Mountain Area Information Network

Media reform expert to speak Nov. 15

Ben Scott

How national media policy affects citizens and local communities will be discussed at 6 p.m. Tuesday, Nov. 15 at Pack Library's Lord Auditorium in downtown Ashevile.

"Media Policy Affects You -- Start Affecting It" is the title of the free talk by Ben Scott, policy director for Free Press, the national media policy and public-interest advocacy organization founded by media scholar Robert McChesney.

Scott's free talk is sponsored by the Asheville-based nonprofit Mountain Area Information Network (MAIN).

Scott will discuss the growing "media reform" movement and the changing landscape of media policy in Congress and the Federal Communications Commission (FCC). Issues include:

  • media consolidation and corporate ownership
  • the future of grassroots independent media
  • the historic shift from broadcast media to Internet-based media
  • ensuring affordable broadband Internet service
  • revisiting the 1996 Telecommunications Act.

"Ben Scott's talk comes at a critical time, as Congress revisits the 1996 Telecommunications Act," said Wally Bowen, executive director of MAIN. "Few citizens knew about the 1996 law because the corporate media chose not to cover it. The media reform movement is not going to let that happen this time," he said.

Scott is the co-editor of two books, "The Future of Media" and "Our Unfree Press." His 2004 essay, "The Politics and Policy of Media Ownership," appeared in the American University Law Review. Scott is the former telecommunicatons policy advisor to U.S. Rep. Bernie Sanders (I-Vt.).

Scott currently directs the Washington office for Free Press, a nonpartisan organization founded in 2003 "to increase informed public participation in crucial media policy debates, and to generate policies that will produce a more competitive and public interest-oriented media system with a strong nonprofit and noncommercial sector."

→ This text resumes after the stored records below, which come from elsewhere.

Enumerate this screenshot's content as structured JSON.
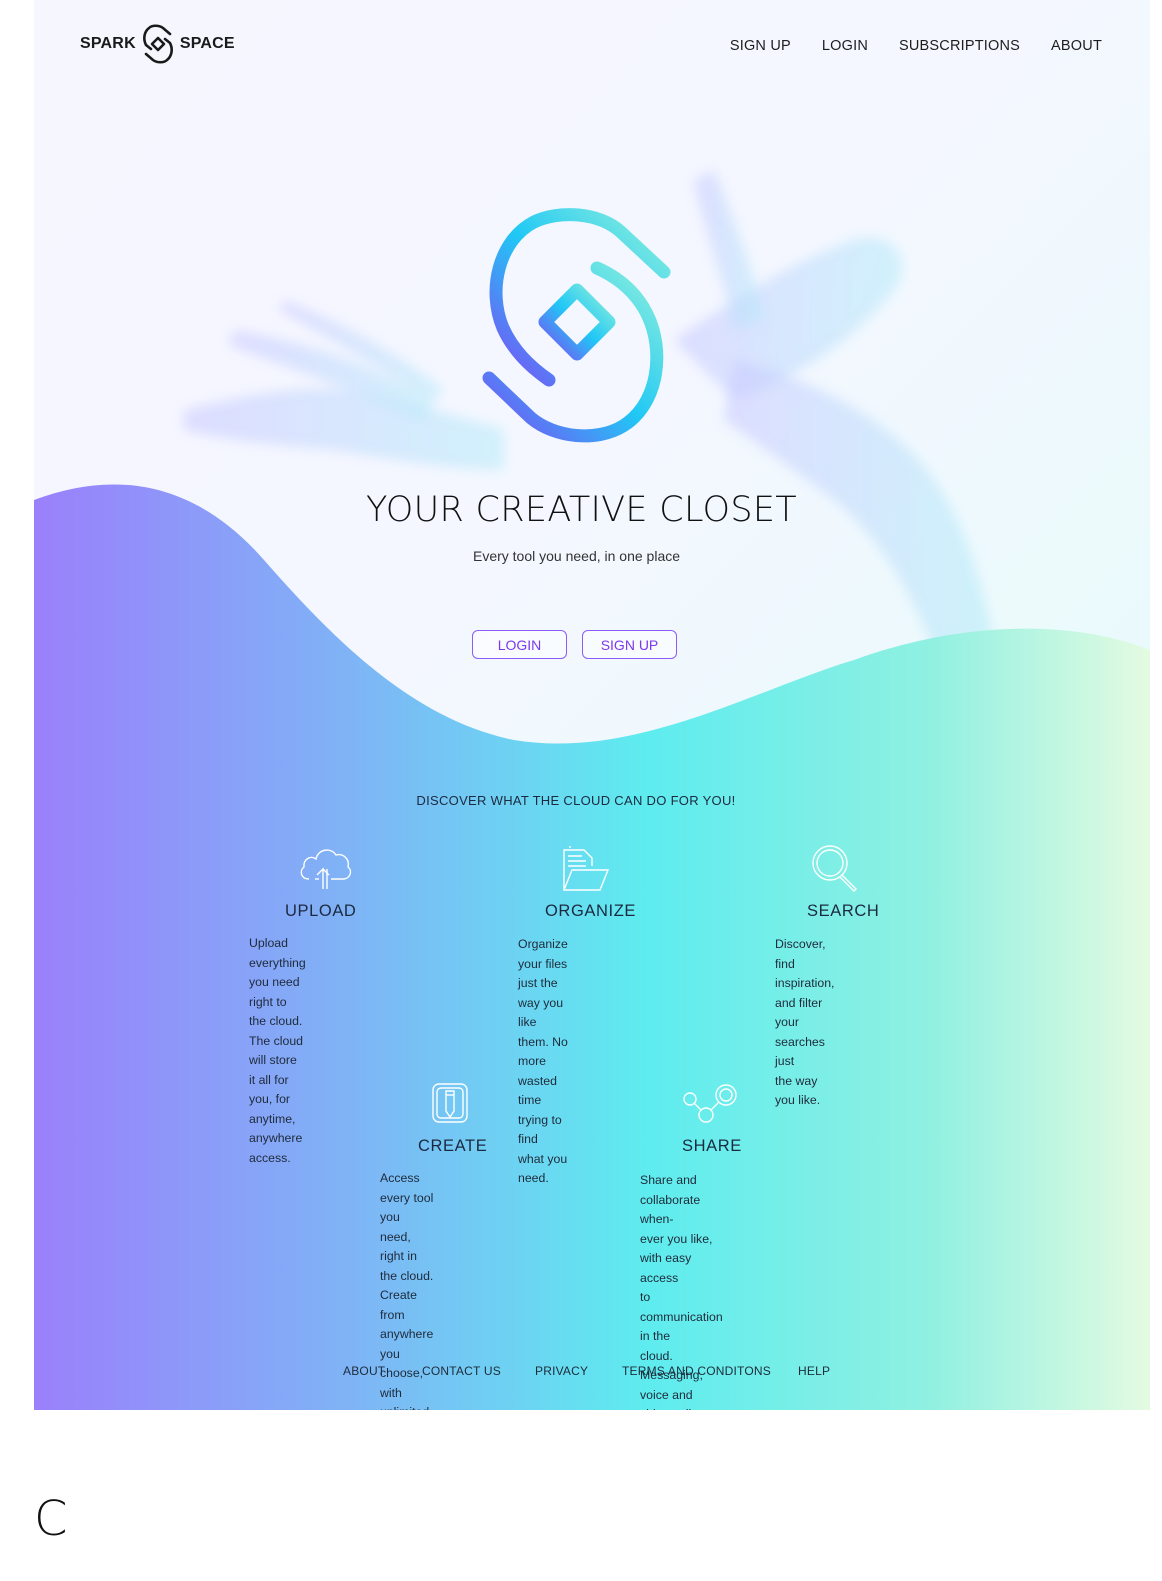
{
  "header": {
    "brand_left": "SPARK",
    "brand_right": "SPACE",
    "nav": [
      "SIGN UP",
      "LOGIN",
      "SUBSCRIPTIONS",
      "ABOUT"
    ]
  },
  "hero": {
    "title": "YOUR CREATIVE CLOSET",
    "subtitle": "Every tool you need, in one place",
    "login_label": "LOGIN",
    "signup_label": "SIGN UP"
  },
  "features": {
    "heading": "DISCOVER WHAT THE CLOUD CAN DO FOR YOU!",
    "items": [
      {
        "title": "UPLOAD",
        "icon": "cloud-upload-icon",
        "desc": "Upload everything you need\nright to the cloud. The cloud\nwill store it all for you, for\nanytime, anywhere access."
      },
      {
        "title": "ORGANIZE",
        "icon": "folder-document-icon",
        "desc": "Organize your files just the\nway you like them. No more\nwasted time trying to find\nwhat you need."
      },
      {
        "title": "SEARCH",
        "icon": "magnifier-icon",
        "desc": "Discover, find inspiration,\nand filter your searches just\nthe way you like."
      },
      {
        "title": "CREATE",
        "icon": "pencil-tablet-icon",
        "desc": "Access every tool you need,\nright in the cloud. Create\nfrom anywhere you choose,\nwith unlimited access to the\ntop tools in the market."
      },
      {
        "title": "SHARE",
        "icon": "share-nodes-icon",
        "desc": "Share and collaborate when-\never you like, with easy access\nto communication in the\ncloud. Messaging, voice and\nvideo call are one click away."
      }
    ]
  },
  "footer": {
    "links": [
      "ABOUT",
      "CONTACT US",
      "PRIVACY",
      "TERMS AND CONDITONS",
      "HELP"
    ]
  },
  "corner_label": "C",
  "colors": {
    "accent_purple": "#8b5cf6",
    "gradient_start": "#9a7dfb",
    "gradient_mid": "#5ee8ee",
    "gradient_end": "#e4fbe0"
  }
}
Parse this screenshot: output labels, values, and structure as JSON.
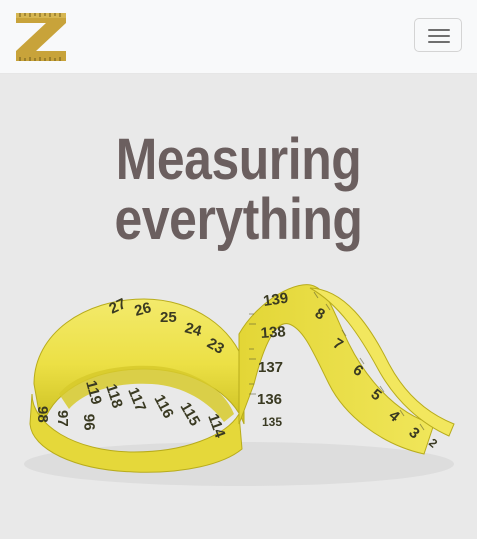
{
  "navbar": {
    "logo_icon": "ruler-z-logo",
    "toggle_icon": "hamburger-menu-icon"
  },
  "hero": {
    "title_line1": "Measuring",
    "title_line2": "everything",
    "image_icon": "measuring-tape-image"
  },
  "tape": {
    "numbers": [
      "139",
      "138",
      "137",
      "136",
      "135",
      "8",
      "7",
      "6",
      "5",
      "4",
      "3",
      "2",
      "27",
      "26",
      "25",
      "24",
      "23",
      "119",
      "118",
      "117",
      "116",
      "115",
      "114",
      "98",
      "97",
      "96"
    ]
  },
  "colors": {
    "tape_yellow": "#ece045",
    "logo_gold": "#c8a33a",
    "title_text": "#6b5f5f"
  }
}
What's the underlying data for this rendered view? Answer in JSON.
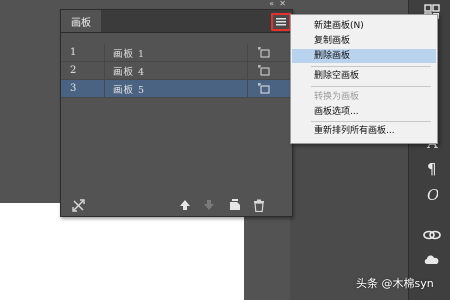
{
  "panel": {
    "tab_label": "画板",
    "rows": [
      {
        "num": "1",
        "name": "画板 1",
        "selected": false
      },
      {
        "num": "2",
        "name": "画板 4",
        "selected": false
      },
      {
        "num": "3",
        "name": "画板 5",
        "selected": true
      }
    ]
  },
  "menu": {
    "items": [
      {
        "label": "新建画板(N)",
        "highlighted": false,
        "disabled": false
      },
      {
        "label": "复制画板",
        "highlighted": false,
        "disabled": false
      },
      {
        "label": "删除画板",
        "highlighted": true,
        "disabled": false
      },
      {
        "label": "删除空画板",
        "highlighted": false,
        "disabled": false
      },
      {
        "label": "转换为画板",
        "highlighted": false,
        "disabled": true
      },
      {
        "label": "画板选项...",
        "highlighted": false,
        "disabled": false
      },
      {
        "label": "重新排列所有画板...",
        "highlighted": false,
        "disabled": false
      }
    ]
  },
  "watermark": "头条 @木棉syn",
  "colors": {
    "selected_row": "#4a6382",
    "menu_highlight": "#b9d3ee",
    "menu_button_outline": "#e8302c"
  }
}
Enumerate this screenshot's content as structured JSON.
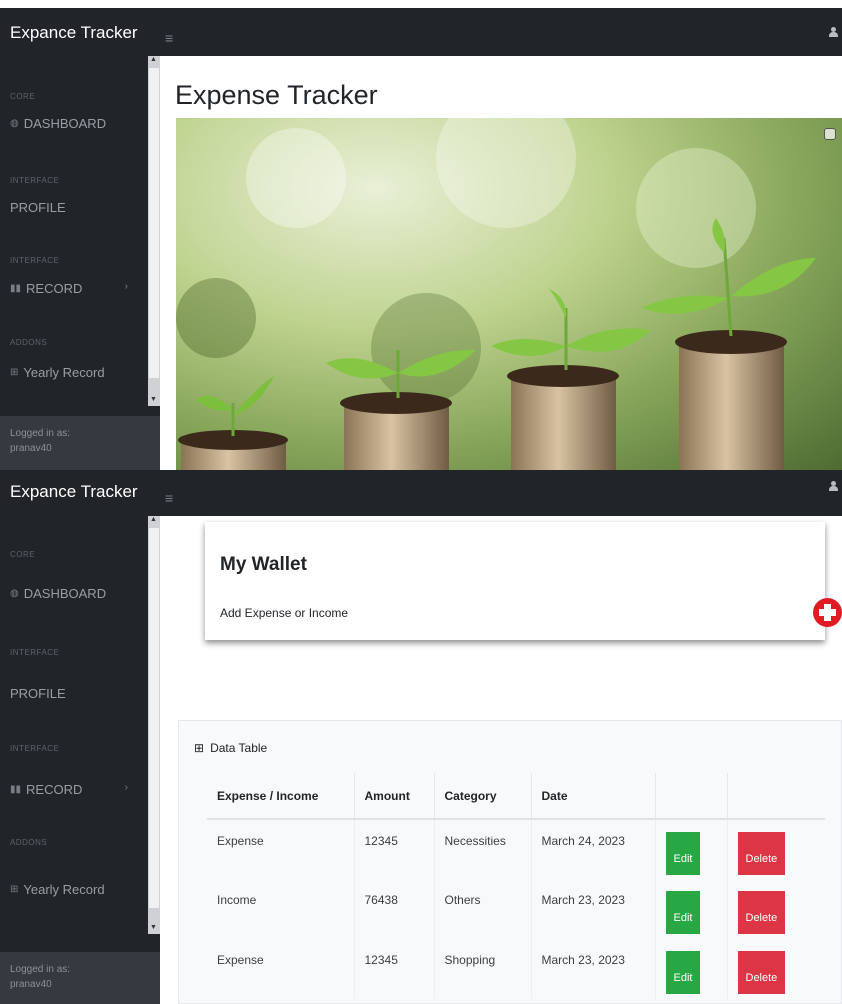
{
  "app": {
    "brand": "Expance Tracker",
    "hamburger": "≡"
  },
  "sidebar": {
    "headings": [
      "CORE",
      "INTERFACE",
      "INTERFACE",
      "ADDONS"
    ],
    "items": [
      {
        "label": "DASHBOARD",
        "icon": "dashboard-icon"
      },
      {
        "label": "PROFILE"
      },
      {
        "label": "RECORD",
        "icon": "columns-icon",
        "chevron": "›"
      },
      {
        "label": "Yearly Record",
        "icon": "table-icon"
      }
    ],
    "footer_label": "Logged in as:",
    "footer_user": "pranav40"
  },
  "main": {
    "title": "Expense Tracker"
  },
  "wallet": {
    "title": "My Wallet",
    "subtitle": "Add Expense or Income"
  },
  "data_table": {
    "title": "Data Table",
    "columns": [
      "Expense / Income",
      "Amount",
      "Category",
      "Date",
      "",
      ""
    ],
    "rows": [
      {
        "type": "Expense",
        "amount": "12345",
        "category": "Necessities",
        "date": "March 24, 2023"
      },
      {
        "type": "Income",
        "amount": "76438",
        "category": "Others",
        "date": "March 23, 2023"
      },
      {
        "type": "Expense",
        "amount": "12345",
        "category": "Shopping",
        "date": "March 23, 2023"
      }
    ],
    "edit_label": "Edit",
    "delete_label": "Delete"
  },
  "colors": {
    "nav_bg": "#212529",
    "edit": "#28a745",
    "delete": "#dc3545",
    "add": "#e01b24"
  }
}
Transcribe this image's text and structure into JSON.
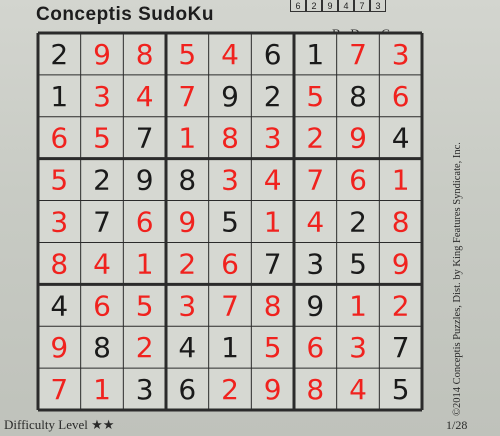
{
  "header": {
    "title": "Conceptis SudoKu",
    "byline": "By Dave Green",
    "previous_answer_strip": [
      "6",
      "2",
      "9",
      "4",
      "7",
      "3"
    ]
  },
  "footer": {
    "difficulty_label": "Difficulty Level",
    "difficulty_stars": "★★",
    "difficulty_rating": 2,
    "date": "1/28"
  },
  "credit": "©2014 Conceptis Puzzles, Dist. by King Features Syndicate, Inc.",
  "colors": {
    "given": "#1a1a1a",
    "handwritten": "#f0221e",
    "grid": "#2b2b2b"
  },
  "puzzle": {
    "rows": [
      [
        {
          "v": "2",
          "h": false
        },
        {
          "v": "9",
          "h": true
        },
        {
          "v": "8",
          "h": true
        },
        {
          "v": "5",
          "h": true
        },
        {
          "v": "4",
          "h": true
        },
        {
          "v": "6",
          "h": false
        },
        {
          "v": "1",
          "h": false
        },
        {
          "v": "7",
          "h": true
        },
        {
          "v": "3",
          "h": true
        }
      ],
      [
        {
          "v": "1",
          "h": false
        },
        {
          "v": "3",
          "h": true
        },
        {
          "v": "4",
          "h": true
        },
        {
          "v": "7",
          "h": true
        },
        {
          "v": "9",
          "h": false
        },
        {
          "v": "2",
          "h": false
        },
        {
          "v": "5",
          "h": true
        },
        {
          "v": "8",
          "h": false
        },
        {
          "v": "6",
          "h": true
        }
      ],
      [
        {
          "v": "6",
          "h": true
        },
        {
          "v": "5",
          "h": true
        },
        {
          "v": "7",
          "h": false
        },
        {
          "v": "1",
          "h": true
        },
        {
          "v": "8",
          "h": true
        },
        {
          "v": "3",
          "h": true
        },
        {
          "v": "2",
          "h": true
        },
        {
          "v": "9",
          "h": true
        },
        {
          "v": "4",
          "h": false
        }
      ],
      [
        {
          "v": "5",
          "h": true
        },
        {
          "v": "2",
          "h": false
        },
        {
          "v": "9",
          "h": false
        },
        {
          "v": "8",
          "h": false
        },
        {
          "v": "3",
          "h": true
        },
        {
          "v": "4",
          "h": true
        },
        {
          "v": "7",
          "h": true
        },
        {
          "v": "6",
          "h": true
        },
        {
          "v": "1",
          "h": true
        }
      ],
      [
        {
          "v": "3",
          "h": true
        },
        {
          "v": "7",
          "h": false
        },
        {
          "v": "6",
          "h": true
        },
        {
          "v": "9",
          "h": true
        },
        {
          "v": "5",
          "h": false
        },
        {
          "v": "1",
          "h": true
        },
        {
          "v": "4",
          "h": true
        },
        {
          "v": "2",
          "h": false
        },
        {
          "v": "8",
          "h": true
        }
      ],
      [
        {
          "v": "8",
          "h": true
        },
        {
          "v": "4",
          "h": true
        },
        {
          "v": "1",
          "h": true
        },
        {
          "v": "2",
          "h": true
        },
        {
          "v": "6",
          "h": true
        },
        {
          "v": "7",
          "h": false
        },
        {
          "v": "3",
          "h": false
        },
        {
          "v": "5",
          "h": false
        },
        {
          "v": "9",
          "h": true
        }
      ],
      [
        {
          "v": "4",
          "h": false
        },
        {
          "v": "6",
          "h": true
        },
        {
          "v": "5",
          "h": true
        },
        {
          "v": "3",
          "h": true
        },
        {
          "v": "7",
          "h": true
        },
        {
          "v": "8",
          "h": true
        },
        {
          "v": "9",
          "h": false
        },
        {
          "v": "1",
          "h": true
        },
        {
          "v": "2",
          "h": true
        }
      ],
      [
        {
          "v": "9",
          "h": true
        },
        {
          "v": "8",
          "h": false
        },
        {
          "v": "2",
          "h": true
        },
        {
          "v": "4",
          "h": false
        },
        {
          "v": "1",
          "h": false
        },
        {
          "v": "5",
          "h": true
        },
        {
          "v": "6",
          "h": true
        },
        {
          "v": "3",
          "h": true
        },
        {
          "v": "7",
          "h": false
        }
      ],
      [
        {
          "v": "7",
          "h": true
        },
        {
          "v": "1",
          "h": true
        },
        {
          "v": "3",
          "h": false
        },
        {
          "v": "6",
          "h": false
        },
        {
          "v": "2",
          "h": true
        },
        {
          "v": "9",
          "h": true
        },
        {
          "v": "8",
          "h": true
        },
        {
          "v": "4",
          "h": true
        },
        {
          "v": "5",
          "h": false
        }
      ]
    ]
  }
}
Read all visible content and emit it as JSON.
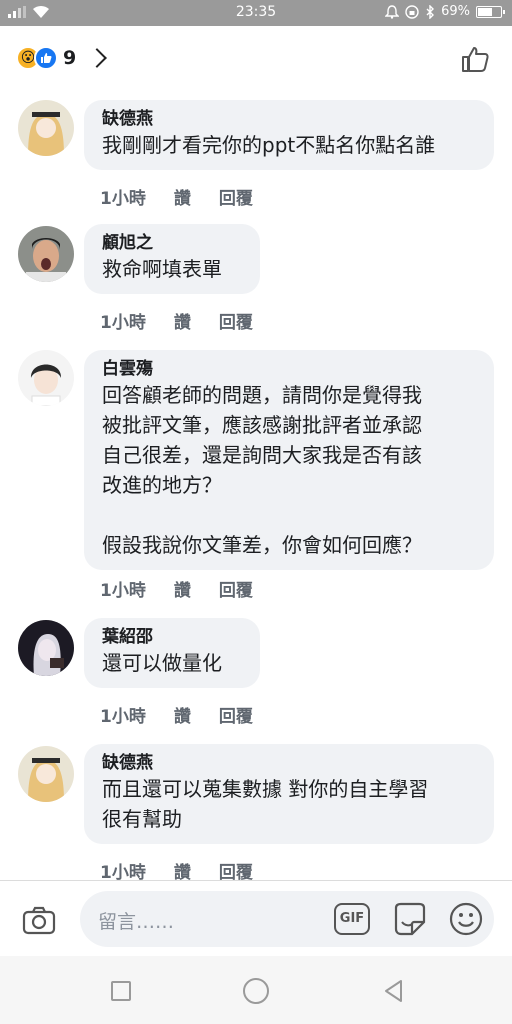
{
  "status_bar": {
    "time": "23:35",
    "battery": "69%",
    "battery_level": 0.69
  },
  "header": {
    "reaction_count": "9"
  },
  "comments": [
    {
      "author": "缺德燕",
      "text": "我剛剛才看完你的ppt不點名你點名誰",
      "time": "1小時",
      "like": "讚",
      "reply": "回覆"
    },
    {
      "author": "顧旭之",
      "text": "救命啊填表單",
      "time": "1小時",
      "like": "讚",
      "reply": "回覆"
    },
    {
      "author": "白雲殤",
      "text": "回答顧老師的問題，請問你是覺得我\n被批評文筆，應該感謝批評者並承認\n自己很差，還是詢問大家我是否有該\n改進的地方？\n\n假設我說你文筆差，你會如何回應？",
      "time": "1小時",
      "like": "讚",
      "reply": "回覆"
    },
    {
      "author": "葉紹邵",
      "text": "還可以做量化",
      "time": "1小時",
      "like": "讚",
      "reply": "回覆"
    },
    {
      "author": "缺德燕",
      "text": "而且還可以蒐集數據 對你的自主學習\n很有幫助",
      "time": "1小時",
      "like": "讚",
      "reply": "回覆"
    }
  ],
  "composer": {
    "placeholder": "留言……",
    "gif_label": "GIF"
  },
  "colors": {
    "like_blue": "#1877f2",
    "bubble_bg": "#f0f2f5",
    "meta_gray": "#606770"
  }
}
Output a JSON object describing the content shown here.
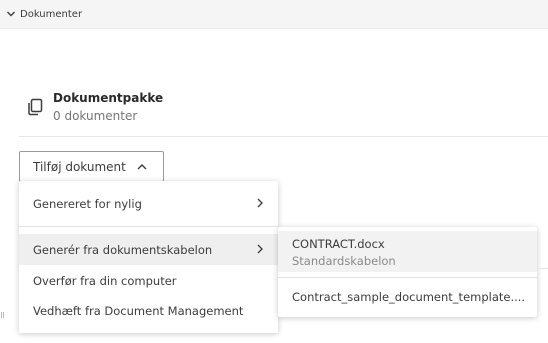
{
  "section": {
    "title": "Dokumenter",
    "icon": "chevron-down-icon"
  },
  "package": {
    "name": "Dokumentpakke",
    "count": "0 dokumenter",
    "icon": "copy-document-icon"
  },
  "add_button": {
    "label": "Tilføj dokument",
    "icon": "chevron-up-icon"
  },
  "menu": {
    "items": [
      {
        "label": "Genereret for nylig",
        "has_submenu": true
      },
      {
        "label": "Generér fra dokumentskabelon",
        "has_submenu": true,
        "active": true
      },
      {
        "label": "Overfør fra din computer",
        "has_submenu": false
      },
      {
        "label": "Vedhæft fra Document Management",
        "has_submenu": false
      }
    ]
  },
  "submenu": {
    "items": [
      {
        "name": "CONTRACT.docx",
        "template": "Standardskabelon"
      },
      {
        "name": "Contract_sample_document_template...."
      }
    ]
  },
  "colors": {
    "text": "#3c3c3c",
    "muted": "#757575",
    "header_bg": "#f5f5f5",
    "hover_bg": "#efefef"
  }
}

For more information about the Nov. 15 talk, contact MAIN at 255-0182 or visit the MAIN homepage at: Or visit the Free Press website at: END